Work to complete =>
Across all the entries, tally the lines holding the word "title", and give the number by itself.

--- Input data Enclosed Below ---

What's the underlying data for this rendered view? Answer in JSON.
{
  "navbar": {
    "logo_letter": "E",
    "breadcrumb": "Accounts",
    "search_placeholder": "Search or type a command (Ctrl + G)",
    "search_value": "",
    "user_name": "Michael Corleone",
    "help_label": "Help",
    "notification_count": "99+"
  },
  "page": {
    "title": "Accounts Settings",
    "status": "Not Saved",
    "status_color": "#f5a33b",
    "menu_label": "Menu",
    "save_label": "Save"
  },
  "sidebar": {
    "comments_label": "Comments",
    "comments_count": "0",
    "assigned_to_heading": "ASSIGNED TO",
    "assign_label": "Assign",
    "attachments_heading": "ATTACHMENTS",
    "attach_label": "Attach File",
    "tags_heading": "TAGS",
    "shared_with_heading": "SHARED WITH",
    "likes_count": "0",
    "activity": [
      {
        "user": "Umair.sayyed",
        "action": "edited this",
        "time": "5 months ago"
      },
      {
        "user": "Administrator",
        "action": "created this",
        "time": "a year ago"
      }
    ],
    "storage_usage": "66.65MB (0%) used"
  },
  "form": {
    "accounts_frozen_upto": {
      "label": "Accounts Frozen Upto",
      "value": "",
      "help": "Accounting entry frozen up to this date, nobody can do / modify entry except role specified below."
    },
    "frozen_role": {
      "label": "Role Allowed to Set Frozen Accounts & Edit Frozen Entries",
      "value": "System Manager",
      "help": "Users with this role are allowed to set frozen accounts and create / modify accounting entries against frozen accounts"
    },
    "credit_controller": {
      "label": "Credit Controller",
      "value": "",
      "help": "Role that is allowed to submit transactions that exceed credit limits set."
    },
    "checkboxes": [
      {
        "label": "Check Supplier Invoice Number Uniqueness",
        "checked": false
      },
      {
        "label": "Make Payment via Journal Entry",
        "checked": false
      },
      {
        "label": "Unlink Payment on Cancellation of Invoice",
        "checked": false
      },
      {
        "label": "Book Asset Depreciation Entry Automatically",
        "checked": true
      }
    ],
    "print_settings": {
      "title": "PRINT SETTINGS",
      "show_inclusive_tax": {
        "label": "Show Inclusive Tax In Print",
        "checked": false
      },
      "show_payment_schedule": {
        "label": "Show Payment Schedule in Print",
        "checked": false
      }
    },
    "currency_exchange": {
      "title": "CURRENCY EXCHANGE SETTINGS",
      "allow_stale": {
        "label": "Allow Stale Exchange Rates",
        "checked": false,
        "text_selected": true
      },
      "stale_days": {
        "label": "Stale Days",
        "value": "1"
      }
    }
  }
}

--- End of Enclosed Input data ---

Result below =>
3